Recovering Journalist: NewspapeRx, Revisited

This list from Mark Potts (of “Recovering Journalist) is just the thing I needed in order to motivate me to ask my students to think of the online version of the paper as the primary product, and the print version a useful offshoot. (At present, the reverse is true.) What would you do if you ran a newspaper? Somebody asked me that question recently, and it made me pull together…

The Burden of the Humanities

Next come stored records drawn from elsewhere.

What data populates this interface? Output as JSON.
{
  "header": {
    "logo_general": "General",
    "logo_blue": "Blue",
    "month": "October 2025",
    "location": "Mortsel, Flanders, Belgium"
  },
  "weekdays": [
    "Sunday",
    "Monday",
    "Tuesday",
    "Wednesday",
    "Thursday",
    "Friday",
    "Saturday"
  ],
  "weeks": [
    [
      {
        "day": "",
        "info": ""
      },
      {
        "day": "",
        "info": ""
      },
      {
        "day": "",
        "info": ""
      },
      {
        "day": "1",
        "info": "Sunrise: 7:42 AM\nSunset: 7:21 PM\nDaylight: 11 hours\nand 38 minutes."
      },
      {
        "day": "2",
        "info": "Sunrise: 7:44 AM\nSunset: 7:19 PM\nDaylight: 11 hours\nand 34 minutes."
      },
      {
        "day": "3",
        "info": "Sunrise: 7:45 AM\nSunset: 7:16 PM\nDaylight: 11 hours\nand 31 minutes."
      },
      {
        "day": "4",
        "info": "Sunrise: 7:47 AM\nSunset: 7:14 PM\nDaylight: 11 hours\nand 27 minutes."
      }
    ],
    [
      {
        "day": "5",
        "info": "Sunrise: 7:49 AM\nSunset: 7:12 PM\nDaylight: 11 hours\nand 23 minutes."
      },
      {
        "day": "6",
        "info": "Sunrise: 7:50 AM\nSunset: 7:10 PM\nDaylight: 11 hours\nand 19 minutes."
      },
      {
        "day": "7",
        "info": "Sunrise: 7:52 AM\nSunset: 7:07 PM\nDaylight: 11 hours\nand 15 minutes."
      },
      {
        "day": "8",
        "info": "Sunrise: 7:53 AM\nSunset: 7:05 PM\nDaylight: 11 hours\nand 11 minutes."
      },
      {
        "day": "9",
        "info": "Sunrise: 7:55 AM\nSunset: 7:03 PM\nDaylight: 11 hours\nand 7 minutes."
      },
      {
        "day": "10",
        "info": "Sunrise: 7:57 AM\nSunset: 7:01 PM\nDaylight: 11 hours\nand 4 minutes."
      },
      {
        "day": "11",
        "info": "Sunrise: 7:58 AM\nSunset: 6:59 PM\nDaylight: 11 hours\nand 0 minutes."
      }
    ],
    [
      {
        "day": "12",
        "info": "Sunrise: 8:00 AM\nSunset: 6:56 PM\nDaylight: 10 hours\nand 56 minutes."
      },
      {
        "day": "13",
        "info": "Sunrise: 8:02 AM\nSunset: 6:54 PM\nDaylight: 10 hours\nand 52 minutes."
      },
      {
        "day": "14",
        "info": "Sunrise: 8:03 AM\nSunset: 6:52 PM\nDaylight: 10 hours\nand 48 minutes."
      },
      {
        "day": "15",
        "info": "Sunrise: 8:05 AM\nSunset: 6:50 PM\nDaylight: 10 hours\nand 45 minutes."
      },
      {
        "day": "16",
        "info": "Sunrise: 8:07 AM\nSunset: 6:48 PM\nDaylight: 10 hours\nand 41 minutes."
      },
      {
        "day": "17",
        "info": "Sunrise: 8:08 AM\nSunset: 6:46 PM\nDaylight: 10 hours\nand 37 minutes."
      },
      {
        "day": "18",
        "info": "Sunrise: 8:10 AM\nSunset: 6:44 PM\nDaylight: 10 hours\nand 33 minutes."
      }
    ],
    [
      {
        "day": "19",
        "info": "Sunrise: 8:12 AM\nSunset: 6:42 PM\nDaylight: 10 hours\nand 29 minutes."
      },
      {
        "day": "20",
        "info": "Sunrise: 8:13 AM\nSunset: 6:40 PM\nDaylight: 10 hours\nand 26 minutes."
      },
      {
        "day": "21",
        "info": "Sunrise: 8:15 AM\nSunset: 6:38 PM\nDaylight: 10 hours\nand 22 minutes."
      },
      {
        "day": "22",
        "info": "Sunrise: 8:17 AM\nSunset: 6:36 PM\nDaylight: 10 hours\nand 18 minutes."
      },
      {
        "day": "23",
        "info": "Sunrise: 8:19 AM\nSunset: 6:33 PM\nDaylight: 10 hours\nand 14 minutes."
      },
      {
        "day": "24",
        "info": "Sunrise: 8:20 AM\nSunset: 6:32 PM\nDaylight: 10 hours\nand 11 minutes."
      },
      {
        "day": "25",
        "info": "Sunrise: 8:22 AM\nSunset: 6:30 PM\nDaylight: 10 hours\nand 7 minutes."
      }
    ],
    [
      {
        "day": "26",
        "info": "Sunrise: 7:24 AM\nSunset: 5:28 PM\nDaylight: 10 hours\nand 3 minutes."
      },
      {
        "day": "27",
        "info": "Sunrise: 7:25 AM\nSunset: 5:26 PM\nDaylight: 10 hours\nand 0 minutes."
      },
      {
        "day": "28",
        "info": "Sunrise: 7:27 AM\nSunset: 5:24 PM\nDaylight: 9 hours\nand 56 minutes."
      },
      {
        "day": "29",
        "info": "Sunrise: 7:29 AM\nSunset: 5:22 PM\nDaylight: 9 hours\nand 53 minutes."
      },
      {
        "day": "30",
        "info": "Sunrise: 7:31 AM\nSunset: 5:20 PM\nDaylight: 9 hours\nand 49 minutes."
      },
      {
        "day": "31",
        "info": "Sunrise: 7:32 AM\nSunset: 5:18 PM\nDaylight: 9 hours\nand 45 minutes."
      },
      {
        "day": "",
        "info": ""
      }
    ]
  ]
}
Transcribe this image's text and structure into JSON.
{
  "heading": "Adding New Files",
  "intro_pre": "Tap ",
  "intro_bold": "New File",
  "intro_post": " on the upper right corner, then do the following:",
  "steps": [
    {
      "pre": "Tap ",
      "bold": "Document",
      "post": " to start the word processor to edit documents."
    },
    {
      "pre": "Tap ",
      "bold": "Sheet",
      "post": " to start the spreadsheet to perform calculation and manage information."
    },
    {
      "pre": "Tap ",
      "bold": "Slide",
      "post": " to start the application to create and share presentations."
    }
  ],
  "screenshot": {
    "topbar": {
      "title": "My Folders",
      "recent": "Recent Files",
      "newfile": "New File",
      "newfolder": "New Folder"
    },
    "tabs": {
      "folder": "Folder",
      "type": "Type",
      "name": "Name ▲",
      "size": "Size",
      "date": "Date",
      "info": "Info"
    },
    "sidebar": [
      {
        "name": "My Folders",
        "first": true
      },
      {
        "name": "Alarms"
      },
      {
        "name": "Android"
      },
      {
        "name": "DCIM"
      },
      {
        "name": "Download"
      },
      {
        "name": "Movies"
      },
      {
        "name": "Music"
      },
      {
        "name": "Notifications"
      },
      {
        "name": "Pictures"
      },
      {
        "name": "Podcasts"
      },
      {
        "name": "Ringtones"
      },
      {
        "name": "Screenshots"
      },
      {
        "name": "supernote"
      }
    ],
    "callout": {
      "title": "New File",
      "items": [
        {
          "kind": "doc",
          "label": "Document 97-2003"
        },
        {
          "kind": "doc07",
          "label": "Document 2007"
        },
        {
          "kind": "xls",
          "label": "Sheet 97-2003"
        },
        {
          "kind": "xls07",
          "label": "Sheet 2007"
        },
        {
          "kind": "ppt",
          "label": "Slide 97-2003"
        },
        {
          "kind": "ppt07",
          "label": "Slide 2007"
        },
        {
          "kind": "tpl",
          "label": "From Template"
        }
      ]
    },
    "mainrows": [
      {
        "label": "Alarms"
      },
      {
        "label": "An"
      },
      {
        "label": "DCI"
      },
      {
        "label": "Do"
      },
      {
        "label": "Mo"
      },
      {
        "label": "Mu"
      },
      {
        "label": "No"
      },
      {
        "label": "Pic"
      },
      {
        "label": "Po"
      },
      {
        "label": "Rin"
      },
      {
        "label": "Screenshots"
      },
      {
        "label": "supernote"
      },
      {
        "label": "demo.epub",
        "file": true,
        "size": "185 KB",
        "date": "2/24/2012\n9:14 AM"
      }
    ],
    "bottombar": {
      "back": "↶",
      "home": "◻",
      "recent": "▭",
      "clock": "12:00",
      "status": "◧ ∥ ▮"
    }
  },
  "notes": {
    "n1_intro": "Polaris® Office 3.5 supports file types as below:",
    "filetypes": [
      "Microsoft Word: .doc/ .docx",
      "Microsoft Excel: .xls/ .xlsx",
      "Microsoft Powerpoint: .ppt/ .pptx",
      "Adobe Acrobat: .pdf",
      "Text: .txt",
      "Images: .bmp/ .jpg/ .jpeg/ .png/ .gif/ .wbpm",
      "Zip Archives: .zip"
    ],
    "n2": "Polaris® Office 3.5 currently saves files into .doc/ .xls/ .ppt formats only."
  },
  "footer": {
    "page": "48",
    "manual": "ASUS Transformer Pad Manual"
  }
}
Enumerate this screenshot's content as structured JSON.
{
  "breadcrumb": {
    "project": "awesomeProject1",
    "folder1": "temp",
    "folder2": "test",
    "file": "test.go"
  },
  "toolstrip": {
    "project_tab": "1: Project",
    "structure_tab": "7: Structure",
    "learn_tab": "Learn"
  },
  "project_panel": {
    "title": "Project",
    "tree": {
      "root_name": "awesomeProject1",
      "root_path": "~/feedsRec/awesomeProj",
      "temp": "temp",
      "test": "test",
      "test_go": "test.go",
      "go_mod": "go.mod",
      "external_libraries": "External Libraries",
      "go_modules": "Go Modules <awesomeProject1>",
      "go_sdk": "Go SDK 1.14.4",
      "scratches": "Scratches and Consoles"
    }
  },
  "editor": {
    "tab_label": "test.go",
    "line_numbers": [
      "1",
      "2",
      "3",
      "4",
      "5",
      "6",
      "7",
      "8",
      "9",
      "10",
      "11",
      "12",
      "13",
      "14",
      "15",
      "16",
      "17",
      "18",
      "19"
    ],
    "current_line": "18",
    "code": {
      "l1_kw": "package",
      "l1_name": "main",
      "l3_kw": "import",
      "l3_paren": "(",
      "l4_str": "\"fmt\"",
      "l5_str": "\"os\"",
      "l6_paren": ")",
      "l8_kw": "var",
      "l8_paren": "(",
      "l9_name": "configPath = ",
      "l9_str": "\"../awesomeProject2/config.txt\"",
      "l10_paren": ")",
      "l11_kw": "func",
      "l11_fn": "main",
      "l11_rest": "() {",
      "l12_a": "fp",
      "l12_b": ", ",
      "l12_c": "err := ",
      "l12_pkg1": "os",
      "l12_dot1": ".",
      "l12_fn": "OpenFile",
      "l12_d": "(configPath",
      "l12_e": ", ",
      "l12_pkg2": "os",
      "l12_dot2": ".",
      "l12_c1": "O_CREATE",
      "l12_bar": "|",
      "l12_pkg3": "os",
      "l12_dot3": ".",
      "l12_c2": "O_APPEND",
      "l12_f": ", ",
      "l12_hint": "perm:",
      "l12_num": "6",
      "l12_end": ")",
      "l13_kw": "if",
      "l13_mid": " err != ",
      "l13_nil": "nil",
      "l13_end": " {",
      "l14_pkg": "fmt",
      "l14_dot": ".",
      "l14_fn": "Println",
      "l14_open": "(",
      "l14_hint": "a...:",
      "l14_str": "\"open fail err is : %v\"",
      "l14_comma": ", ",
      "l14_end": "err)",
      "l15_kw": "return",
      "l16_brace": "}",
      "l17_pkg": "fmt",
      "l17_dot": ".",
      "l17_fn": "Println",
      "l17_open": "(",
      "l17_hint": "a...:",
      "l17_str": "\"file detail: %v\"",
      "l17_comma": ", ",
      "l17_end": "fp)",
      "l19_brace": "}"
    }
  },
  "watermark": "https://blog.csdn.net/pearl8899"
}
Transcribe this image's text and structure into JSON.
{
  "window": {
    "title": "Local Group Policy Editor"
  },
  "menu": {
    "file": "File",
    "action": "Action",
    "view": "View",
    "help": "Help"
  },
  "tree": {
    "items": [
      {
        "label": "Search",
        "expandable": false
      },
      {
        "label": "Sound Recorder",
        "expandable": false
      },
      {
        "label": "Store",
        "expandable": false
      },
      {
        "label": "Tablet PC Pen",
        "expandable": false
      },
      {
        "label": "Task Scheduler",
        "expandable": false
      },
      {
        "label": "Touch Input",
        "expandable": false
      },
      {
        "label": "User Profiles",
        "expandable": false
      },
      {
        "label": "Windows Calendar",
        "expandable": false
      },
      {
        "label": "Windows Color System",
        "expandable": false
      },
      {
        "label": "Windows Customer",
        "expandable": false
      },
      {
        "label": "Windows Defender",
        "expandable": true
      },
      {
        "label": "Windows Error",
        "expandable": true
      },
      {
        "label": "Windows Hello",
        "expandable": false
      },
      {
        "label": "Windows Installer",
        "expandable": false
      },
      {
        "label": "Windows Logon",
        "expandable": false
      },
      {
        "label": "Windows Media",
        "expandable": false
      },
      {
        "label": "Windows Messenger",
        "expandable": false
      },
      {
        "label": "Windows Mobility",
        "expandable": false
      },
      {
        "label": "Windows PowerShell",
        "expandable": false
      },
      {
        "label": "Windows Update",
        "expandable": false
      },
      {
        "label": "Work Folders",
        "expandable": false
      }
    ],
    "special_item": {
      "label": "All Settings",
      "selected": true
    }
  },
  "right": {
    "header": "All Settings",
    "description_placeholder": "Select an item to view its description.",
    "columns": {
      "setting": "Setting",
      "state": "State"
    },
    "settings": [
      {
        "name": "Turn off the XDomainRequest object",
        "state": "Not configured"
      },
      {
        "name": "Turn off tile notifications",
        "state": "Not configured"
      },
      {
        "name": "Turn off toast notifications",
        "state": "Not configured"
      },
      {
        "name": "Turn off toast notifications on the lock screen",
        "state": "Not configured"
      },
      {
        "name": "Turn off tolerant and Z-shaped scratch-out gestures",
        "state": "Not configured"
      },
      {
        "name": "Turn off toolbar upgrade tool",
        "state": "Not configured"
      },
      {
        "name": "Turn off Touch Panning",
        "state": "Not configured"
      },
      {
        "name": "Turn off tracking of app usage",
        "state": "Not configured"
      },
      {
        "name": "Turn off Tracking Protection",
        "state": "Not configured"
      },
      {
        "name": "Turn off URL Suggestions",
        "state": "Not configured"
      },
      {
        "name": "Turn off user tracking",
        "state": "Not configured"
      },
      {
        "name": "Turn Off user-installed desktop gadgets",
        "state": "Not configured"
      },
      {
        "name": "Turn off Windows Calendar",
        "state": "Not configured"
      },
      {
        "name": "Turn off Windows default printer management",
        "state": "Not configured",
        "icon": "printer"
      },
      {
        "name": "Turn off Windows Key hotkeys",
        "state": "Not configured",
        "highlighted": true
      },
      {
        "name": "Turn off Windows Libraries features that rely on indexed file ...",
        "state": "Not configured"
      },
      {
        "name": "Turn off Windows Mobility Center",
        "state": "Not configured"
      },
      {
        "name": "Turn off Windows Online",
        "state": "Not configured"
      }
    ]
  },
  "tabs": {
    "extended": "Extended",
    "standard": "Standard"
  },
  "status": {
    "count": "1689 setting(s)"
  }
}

Wilfred M. McClay: The humanities are imprecise by their very nature. But that does not mean they are a form of intellectual ­finger-­painting. The knowledge they convey is not a rough, preliminary substitute for what psychology, chemistry, molecular biology, and physics will eventually resolve with greater finality. They are an accurate reflection of the subject they treat, the most accurate possible. In the long run, we cannot do without ­them.…

Person of interest

Language Log has a good post on a phrase that I’ve seen cropping up increasingly in journalism: Person of interest, called a “euphemism for a suspect” by the National Association of Police Chiefs, is now routinely used in investigations of all types, from murders to brush fires.  Donna Shaw, writing in the American Journalism Review two years ago, said: Officially, “persons of interest” means…well, nothing. No one has ever formally…